BTW, that was not my claim, but the claim posted here:
"Are my bases “dry” when they become gray and hairy?
NO! Bases become gray and hairy when they have become “abraided” from snow crystals. Bases are plastic and snow is sandpaper. When the amount of skiing you do exceeds the amount you’re waxing, you get gray hairy bases. Petroleum distillate bases do not oxidize! A brand new pair of skis on the rack from 20 years ago will have as dark and rich a base as it does today. Oxygen does not eat plastic, friction does!"

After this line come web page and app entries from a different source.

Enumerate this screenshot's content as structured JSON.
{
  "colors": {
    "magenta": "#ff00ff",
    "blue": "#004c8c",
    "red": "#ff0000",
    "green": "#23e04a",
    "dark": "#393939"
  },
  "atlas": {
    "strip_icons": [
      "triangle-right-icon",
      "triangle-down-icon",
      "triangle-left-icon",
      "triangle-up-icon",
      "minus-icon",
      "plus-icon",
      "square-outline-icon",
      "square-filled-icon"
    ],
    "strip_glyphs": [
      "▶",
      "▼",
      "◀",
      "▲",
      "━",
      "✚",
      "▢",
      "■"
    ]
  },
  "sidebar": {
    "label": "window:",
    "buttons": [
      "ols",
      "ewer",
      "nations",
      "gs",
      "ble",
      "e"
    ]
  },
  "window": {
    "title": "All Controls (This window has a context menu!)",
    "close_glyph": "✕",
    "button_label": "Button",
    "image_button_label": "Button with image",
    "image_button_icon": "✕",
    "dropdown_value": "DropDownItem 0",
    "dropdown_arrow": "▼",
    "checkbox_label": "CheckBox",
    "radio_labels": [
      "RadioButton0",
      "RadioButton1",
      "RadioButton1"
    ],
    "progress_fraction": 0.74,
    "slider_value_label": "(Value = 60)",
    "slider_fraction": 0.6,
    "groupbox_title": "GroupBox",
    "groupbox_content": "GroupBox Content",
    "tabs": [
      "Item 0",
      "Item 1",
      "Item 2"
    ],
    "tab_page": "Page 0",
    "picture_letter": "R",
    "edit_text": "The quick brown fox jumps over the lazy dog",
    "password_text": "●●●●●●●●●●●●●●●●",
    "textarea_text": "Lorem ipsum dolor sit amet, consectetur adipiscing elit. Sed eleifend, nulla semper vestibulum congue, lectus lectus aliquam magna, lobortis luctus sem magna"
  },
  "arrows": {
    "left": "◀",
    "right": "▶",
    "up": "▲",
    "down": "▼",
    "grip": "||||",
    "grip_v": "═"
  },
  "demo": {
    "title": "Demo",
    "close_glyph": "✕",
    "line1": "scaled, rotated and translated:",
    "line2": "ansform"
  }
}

Your comment about oxidation makes me wonder is some ptex makers put more or less antioxidant chemical in the formula. I just looked at a old pair of Salomon Pockets that have not been waxed since 2012 and have been sitting in the garage. The black base is black....no white on them.
Antioxidants for plastics:
Help prevent "oxidation", the polymer reacting with oxygen. Oxidation can cause loss of impact strength, elongation, surface cracks and discolouration. Antioxidants help prevent thermal oxidation reactions when plastics are processed at high temperatures and light-assisted oxidation when plastics are exposed to UV light."
An interesting article from 1968 on the aging of polyethylene plastic. It would be interesting to find something more recent on UHMWPE or even HDPE.
Edited by GorgeSkier - 2/24/14 at 6:20pm